The second myth I encountered at my recent EARNet conference is that
2. You cannot generalize from 22 interviews but rather you need 100’s! or at least 30 per the central limit theorem – an argument I am not certain comes close to applying to a non-randomly selected purposive sample.
Here is the opposite side of the coin that “12 is enough” made by some. Just as I poured cold water on the “12 is enough” myth in the previous post, I also need to pour cold water on this one!!!!
Generalization as always depends on theory and its interplay with the data. If the theory is based on expertise and there are only a limited number of such experts, 12 might be a substantial portion thereof in many audit applications. If theory suggests (see for example my negotiation dyad study in 2008 in AOS based on 5 dyads) generalizability dependent on the existence of the phenomenon with hard to access participants (like real dyads in ACM negotiation) and it can be confirmed with other data then 10 might be enough to generalize.
One thing is certain, you do not need 100’s of audit partners to generalize to the audit partner population. Heck, even the US presidential pollsters had it right 48% Clinton 46% Trump (but because of the strange quirk of the US system (one person one vote it is NOT) Trump won the electoral college with 3 million fewer votes than Clinton). These polls of the US population generally had 1200 to 2400 interviews – enough that one can generalize to 130 million Americans who voted and have a reasonably accurate breakdown on gender, ethnicity, etc. So do not tell me we need 100’s of interviews of audit partners to generalize in qualitative studies unless this is purely an inductive study with no theorizing at all.
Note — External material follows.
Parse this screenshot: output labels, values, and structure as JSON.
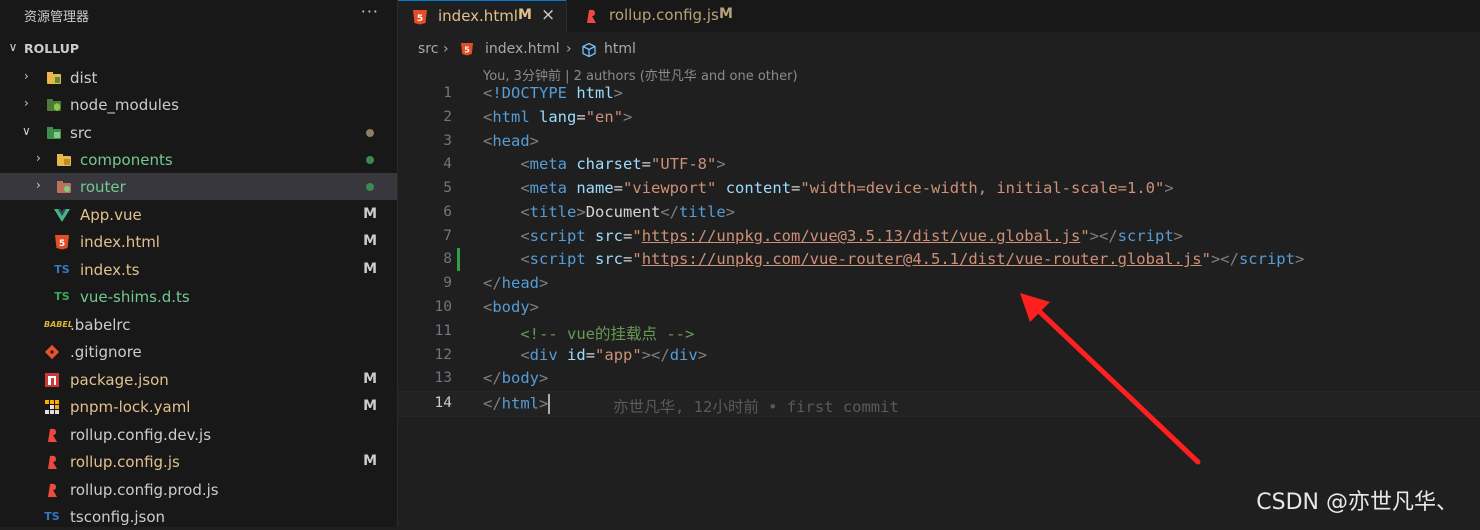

Even then I would find it hard to believe that audit partners are so heterogenous that more than 30 or 40 are needed.